Once upon a time I knew a man who threw tantrums and bullied his way thru life. Very few limits, if any, were placed on him. He avoided personal responsibility at all costs. He expected, demanded, and received the care of others for his well-being, because according to him, to take responsibility for himself would result in a "loss of his money and freedom.”
He was perfectly content to allow others to meet all his needs—and most of his wants. Perfectly content to abuse the system. Perfectly content to pitch fits until other people picked up his slack. Until other people took care of his needs.
His lifestyle of entitlement, personal irresponsibility, bullying, and tantrum throwing served him most of his life. But in the end, a failed bully-session and a temper tantrum gone awry cost him everything he sought to keep—his money, his freedom, and soon his very life.
Who is at fault?
Him—because he was doing what had worked for him his entire life?
Society—because we allowed and enabled the behaviors to continue?
As much as we hate discipline, and as much as we balk against rules and limits—and answers other than "yes" (like "wait" and "no"), these unpopular answers, rules, and limits are important.
There are reasons, we should work for our food and housing.
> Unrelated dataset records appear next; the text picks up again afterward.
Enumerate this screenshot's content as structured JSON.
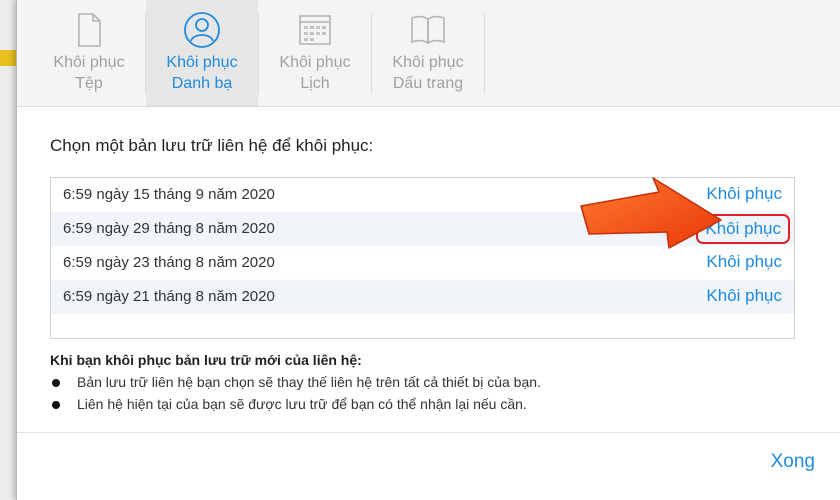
{
  "tabs": [
    {
      "line1": "Khôi phục",
      "line2": "Tệp",
      "icon": "document-icon",
      "active": false
    },
    {
      "line1": "Khôi phục",
      "line2": "Danh bạ",
      "icon": "contact-icon",
      "active": true
    },
    {
      "line1": "Khôi phục",
      "line2": "Lịch",
      "icon": "calendar-icon",
      "active": false
    },
    {
      "line1": "Khôi phục",
      "line2": "Dấu trang",
      "icon": "bookmark-icon",
      "active": false
    }
  ],
  "prompt": "Chọn một bản lưu trữ liên hệ để khôi phục:",
  "archives": [
    {
      "date": "6:59 ngày 15 tháng 9 năm 2020",
      "action": "Khôi phục"
    },
    {
      "date": "6:59 ngày 29 tháng 8 năm 2020",
      "action": "Khôi phục"
    },
    {
      "date": "6:59 ngày 23 tháng 8 năm 2020",
      "action": "Khôi phục"
    },
    {
      "date": "6:59 ngày 21 tháng 8 năm 2020",
      "action": "Khôi phục"
    }
  ],
  "note": {
    "title": "Khi bạn khôi phục bản lưu trữ mới của liên hệ:",
    "bullets": [
      "Bản lưu trữ liên hệ bạn chọn sẽ thay thế liên hệ trên tất cả thiết bị của bạn.",
      "Liên hệ hiện tại của bạn sẽ được lưu trữ để bạn có thể nhận lại nếu cần."
    ]
  },
  "done_label": "Xong",
  "colors": {
    "accent": "#1e8ae0",
    "highlight": "#e0202a",
    "arrow": "#f04a10"
  }
}
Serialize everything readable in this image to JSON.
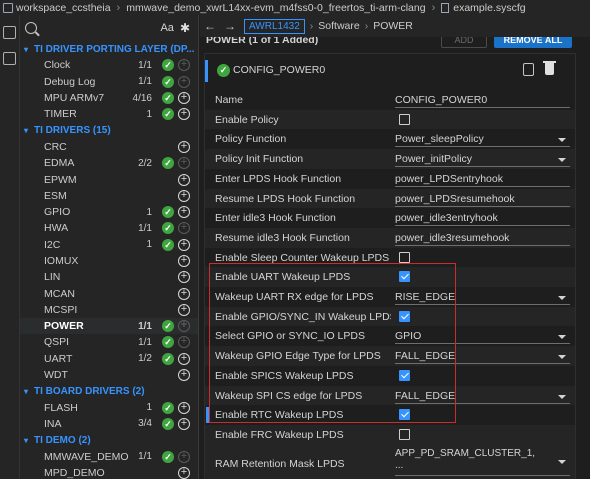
{
  "breadcrumb": {
    "items": [
      "workspace_ccstheia",
      "mmwave_demo_xwrL14xx-evm_m4fss0-0_freertos_ti-arm-clang",
      "example.syscfg"
    ]
  },
  "tree": {
    "toolbar": {
      "case_label": "Aa",
      "action_glyph": "✱"
    },
    "groups": [
      {
        "label": "TI DRIVER PORTING LAYER (DP...",
        "items": [
          {
            "name": "Clock",
            "count": "1/1",
            "ok": true,
            "add_enabled": false
          },
          {
            "name": "Debug Log",
            "count": "1/1",
            "ok": true,
            "add_enabled": false
          },
          {
            "name": "MPU ARMv7",
            "count": "4/16",
            "ok": true,
            "add_enabled": true
          },
          {
            "name": "TIMER",
            "count": "1",
            "ok": true,
            "add_enabled": true
          }
        ]
      },
      {
        "label": "TI DRIVERS (15)",
        "items": [
          {
            "name": "CRC",
            "count": "",
            "ok": false,
            "add_enabled": true
          },
          {
            "name": "EDMA",
            "count": "2/2",
            "ok": true,
            "add_enabled": false
          },
          {
            "name": "EPWM",
            "count": "",
            "ok": false,
            "add_enabled": true
          },
          {
            "name": "ESM",
            "count": "",
            "ok": false,
            "add_enabled": true
          },
          {
            "name": "GPIO",
            "count": "1",
            "ok": true,
            "add_enabled": true
          },
          {
            "name": "HWA",
            "count": "1/1",
            "ok": true,
            "add_enabled": false
          },
          {
            "name": "I2C",
            "count": "1",
            "ok": true,
            "add_enabled": true
          },
          {
            "name": "IOMUX",
            "count": "",
            "ok": false,
            "add_enabled": true
          },
          {
            "name": "LIN",
            "count": "",
            "ok": false,
            "add_enabled": true
          },
          {
            "name": "MCAN",
            "count": "",
            "ok": false,
            "add_enabled": true
          },
          {
            "name": "MCSPI",
            "count": "",
            "ok": false,
            "add_enabled": true
          },
          {
            "name": "POWER",
            "count": "1/1",
            "ok": true,
            "add_enabled": false,
            "selected": true
          },
          {
            "name": "QSPI",
            "count": "1/1",
            "ok": true,
            "add_enabled": false
          },
          {
            "name": "UART",
            "count": "1/2",
            "ok": true,
            "add_enabled": true
          },
          {
            "name": "WDT",
            "count": "",
            "ok": false,
            "add_enabled": true
          }
        ]
      },
      {
        "label": "TI BOARD DRIVERS (2)",
        "items": [
          {
            "name": "FLASH",
            "count": "1",
            "ok": true,
            "add_enabled": true
          },
          {
            "name": "INA",
            "count": "3/4",
            "ok": true,
            "add_enabled": true
          }
        ]
      },
      {
        "label": "TI DEMO (2)",
        "items": [
          {
            "name": "MMWAVE_DEMO",
            "count": "1/1",
            "ok": true,
            "add_enabled": false
          },
          {
            "name": "MPD_DEMO",
            "count": "",
            "ok": false,
            "add_enabled": true
          }
        ]
      }
    ]
  },
  "header": {
    "device": "AWRL1432",
    "section": "Software",
    "module": "POWER"
  },
  "panel": {
    "title": "POWER (1 of 1 Added)",
    "add_button": "ADD",
    "remove_button": "REMOVE ALL",
    "instance_name": "CONFIG_POWER0",
    "rows": [
      {
        "label": "Name",
        "type": "text",
        "value": "CONFIG_POWER0"
      },
      {
        "label": "Enable Policy",
        "type": "checkbox",
        "checked": false
      },
      {
        "label": "Policy Function",
        "type": "select",
        "value": "Power_sleepPolicy"
      },
      {
        "label": "Policy Init Function",
        "type": "select",
        "value": "Power_initPolicy"
      },
      {
        "label": "Enter LPDS Hook Function",
        "type": "text",
        "value": "power_LPDSentryhook"
      },
      {
        "label": "Resume LPDS Hook Function",
        "type": "text",
        "value": "power_LPDSresumehook"
      },
      {
        "label": "Enter idle3 Hook Function",
        "type": "text",
        "value": "power_idle3entryhook"
      },
      {
        "label": "Resume idle3 Hook Function",
        "type": "text",
        "value": "power_idle3resumehook"
      },
      {
        "label": "Enable Sleep Counter Wakeup LPDS ...",
        "type": "checkbox",
        "checked": false
      },
      {
        "label": "Enable UART Wakeup LPDS",
        "type": "checkbox",
        "checked": true
      },
      {
        "label": "Wakeup UART RX edge for LPDS",
        "type": "select",
        "value": "RISE_EDGE"
      },
      {
        "label": "Enable GPIO/SYNC_IN Wakeup LPDS...",
        "type": "checkbox",
        "checked": true
      },
      {
        "label": "Select GPIO or SYNC_IO LPDS",
        "type": "select",
        "value": "GPIO"
      },
      {
        "label": "Wakeup GPIO Edge Type for LPDS",
        "type": "select",
        "value": "FALL_EDGE"
      },
      {
        "label": "Enable SPICS Wakeup LPDS",
        "type": "checkbox",
        "checked": true
      },
      {
        "label": "Wakeup SPI CS edge for LPDS",
        "type": "select",
        "value": "FALL_EDGE"
      },
      {
        "label": "Enable RTC Wakeup LPDS",
        "type": "checkbox",
        "checked": true,
        "marked": true
      },
      {
        "label": "Enable FRC Wakeup LPDS",
        "type": "checkbox",
        "checked": false
      }
    ],
    "ram_retention": {
      "label": "RAM Retention Mask LPDS",
      "value_line1": "APP_PD_SRAM_CLUSTER_1,",
      "value_line2": "..."
    }
  }
}
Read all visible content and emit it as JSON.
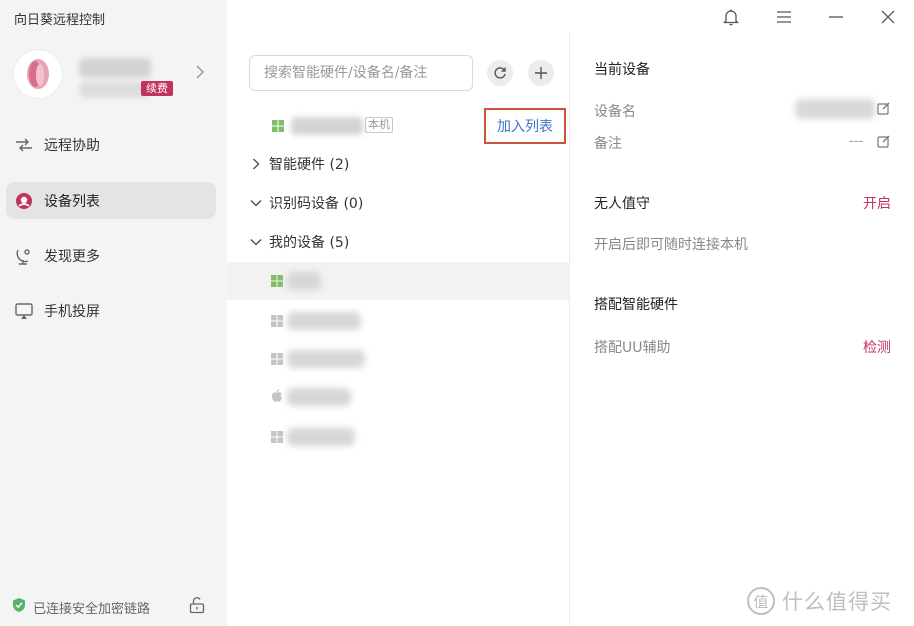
{
  "app": {
    "title": "向日葵远程控制"
  },
  "profile": {
    "renew_badge": "续费"
  },
  "sidebar": {
    "items": [
      {
        "label": "远程协助",
        "icon": "remote-assist-icon"
      },
      {
        "label": "设备列表",
        "icon": "device-list-icon",
        "active": true
      },
      {
        "label": "发现更多",
        "icon": "discover-icon"
      },
      {
        "label": "手机投屏",
        "icon": "screen-cast-icon"
      }
    ]
  },
  "status": {
    "security_text": "已连接安全加密链路"
  },
  "search": {
    "placeholder": "搜索智能硬件/设备名/备注"
  },
  "local_device": {
    "tag": "本机",
    "add_button": "加入列表"
  },
  "groups": [
    {
      "label": "智能硬件 (2)",
      "expanded": false
    },
    {
      "label": "识别码设备 (0)",
      "expanded": true
    },
    {
      "label": "我的设备 (5)",
      "expanded": true
    }
  ],
  "devices": [
    {
      "os": "windows",
      "selected": true
    },
    {
      "os": "windows"
    },
    {
      "os": "windows"
    },
    {
      "os": "apple"
    },
    {
      "os": "windows"
    }
  ],
  "details": {
    "current_device": {
      "title": "当前设备",
      "name_label": "设备名",
      "note_label": "备注",
      "note_value": "---"
    },
    "unattended": {
      "title": "无人值守",
      "action": "开启",
      "description": "开启后即可随时连接本机"
    },
    "smart_hardware": {
      "title": "搭配智能硬件",
      "uu_label": "搭配UU辅助",
      "action": "检测"
    }
  },
  "watermark": {
    "text": "什么值得买",
    "logo": "值"
  },
  "colors": {
    "brand": "#c2325a",
    "link_blue": "#3f74c6",
    "highlight_box": "#c9543d",
    "sidebar_bg": "#f4f4f5",
    "windows_icon": "#7fbf6a"
  }
}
There are reasons we should pay our taxes, wear our seat belts and helmets, and keep our insurance up to date. There are reasons we should not pass in low visibility roadways, or speed in certain conditions. These limits keep us safer from harmful situations. These expectations help us to live productive lives and avoid the most destitute of situations.
Does following the rules and regulations, or living up to societal expectations ensure we will be prosperous, or have easy lives? No. But they enhance the probability. Are all rules, regulations, policies, and procedures right and good? No. But we change them by going through the proper channels. We demonstrate peacefully. We vote out poor excuses for leaders. And when we are forced to fight as a last resort, we do so. However, we don’t start with the fighting, or the entitlement mentality—or at least we shouldn’t.
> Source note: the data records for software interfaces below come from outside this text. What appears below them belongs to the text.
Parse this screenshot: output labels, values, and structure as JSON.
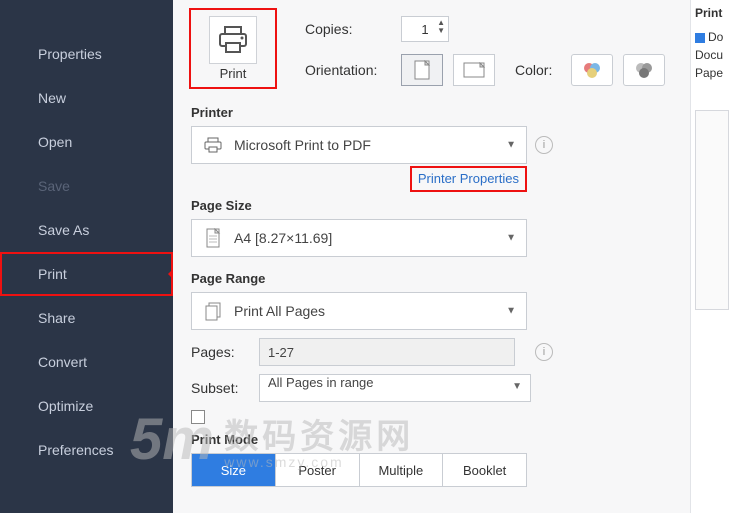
{
  "sidebar": {
    "items": [
      {
        "label": "Properties"
      },
      {
        "label": "New"
      },
      {
        "label": "Open"
      },
      {
        "label": "Save"
      },
      {
        "label": "Save As"
      },
      {
        "label": "Print"
      },
      {
        "label": "Share"
      },
      {
        "label": "Convert"
      },
      {
        "label": "Optimize"
      },
      {
        "label": "Preferences"
      }
    ]
  },
  "print_button": {
    "label": "Print"
  },
  "top": {
    "copies_label": "Copies:",
    "copies_value": "1",
    "orientation_label": "Orientation:",
    "color_label": "Color:"
  },
  "printer": {
    "section": "Printer",
    "value": "Microsoft Print to PDF",
    "props_link": "Printer Properties"
  },
  "pagesize": {
    "section": "Page Size",
    "value": "A4 [8.27×11.69]"
  },
  "pagerange": {
    "section": "Page Range",
    "value": "Print All Pages",
    "pages_label": "Pages:",
    "pages_value": "1-27",
    "subset_label": "Subset:",
    "subset_value": "All Pages in range"
  },
  "printmode": {
    "section": "Print Mode",
    "tabs": [
      "Size",
      "Poster",
      "Multiple",
      "Booklet"
    ]
  },
  "right": {
    "heading": "Print",
    "d_line": "Do",
    "docu": "Docu",
    "pape": "Pape"
  },
  "watermark": {
    "main": "数码资源网",
    "sub": "www.smzy.com",
    "logo": "5m"
  }
}
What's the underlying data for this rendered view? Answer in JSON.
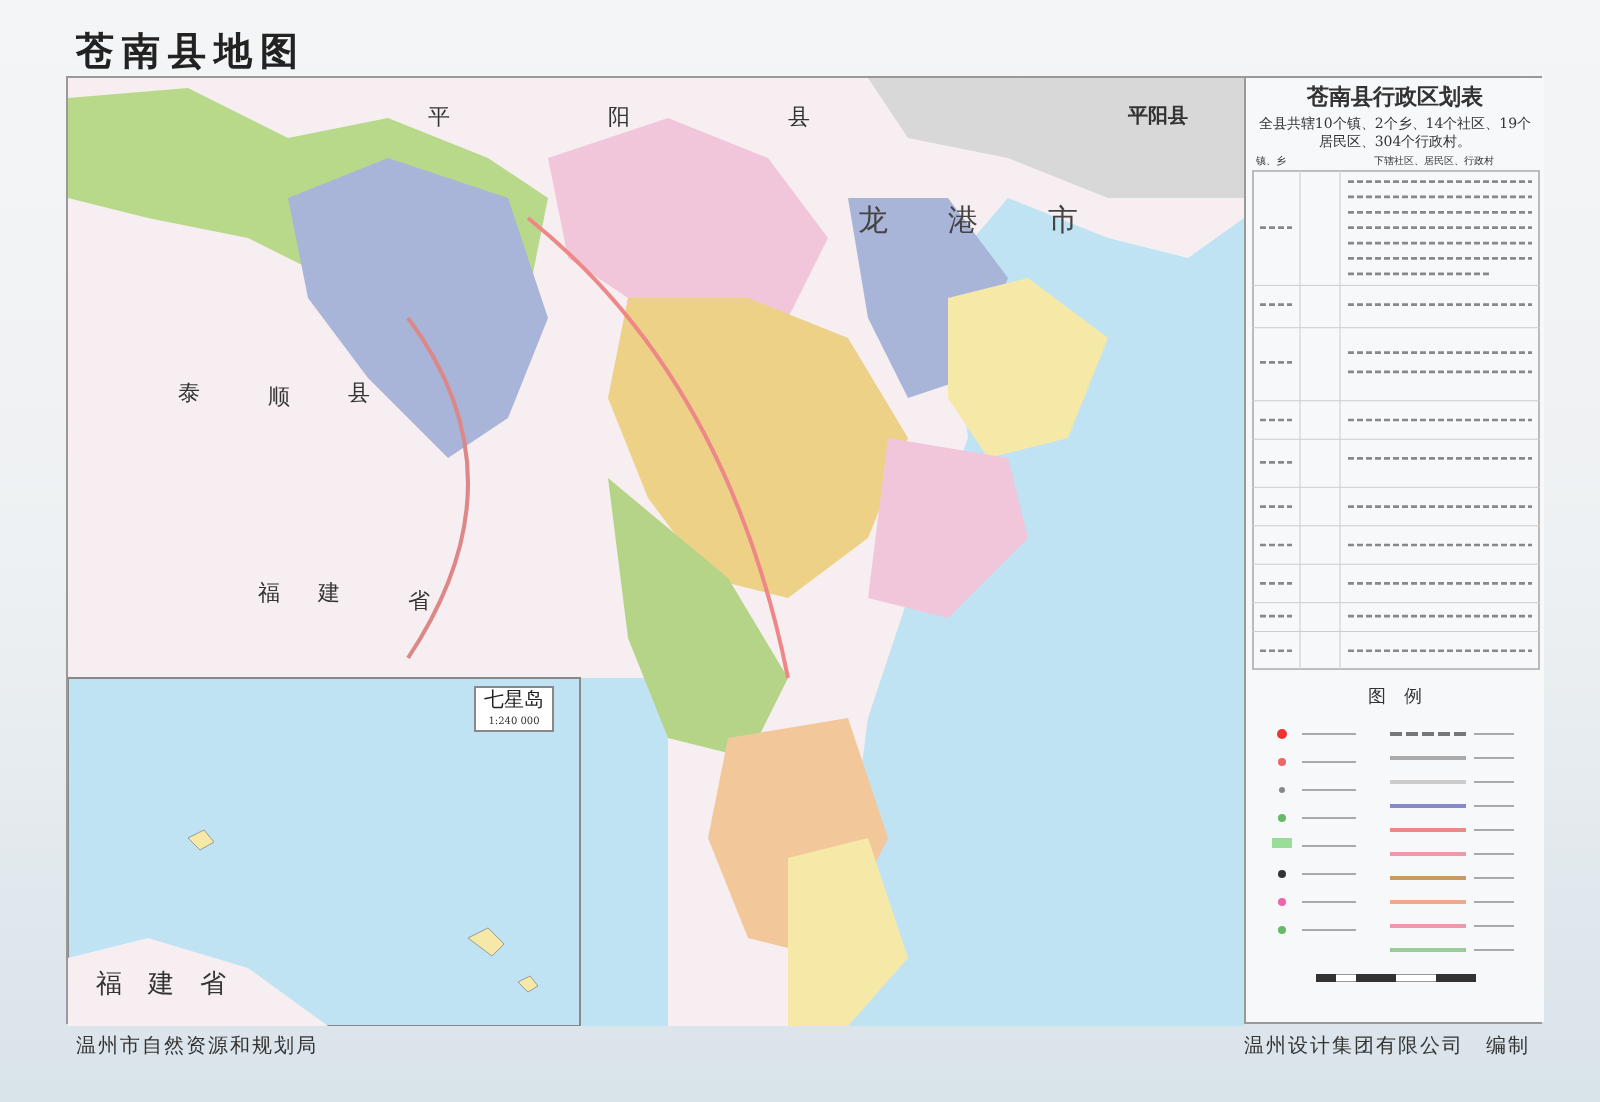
{
  "title": "苍南县地图",
  "map": {
    "labels": [
      "平",
      "阳",
      "县",
      "龙",
      "港",
      "市",
      "平阳县",
      "泰",
      "顺",
      "县",
      "福",
      "建",
      "省"
    ]
  },
  "inset": {
    "name": "七星岛",
    "scale": "1:240 000",
    "labels": [
      "福",
      "建",
      "省"
    ]
  },
  "panel": {
    "title": "苍南县行政区划表",
    "summary": "全县共辖10个镇、2个乡、14个社区、19个居民区、304个行政村。",
    "columns": [
      "镇、乡",
      "下辖社区、居民区、行政村"
    ],
    "legend_title": "图　例"
  },
  "footer": {
    "left": "温州市自然资源和规划局",
    "right": "温州设计集团有限公司　编制"
  }
}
Don't be deceived—there are consequences for every action and choice we make (even those times we make passive "non-choices"). We sometimes forget about consequences because we don’t always see them. But there will be an ultimate day of reckoning each and every one of us.
I hope my own disregard for rules does not end in tragedy like it did for this man. I want a Happily Ever After.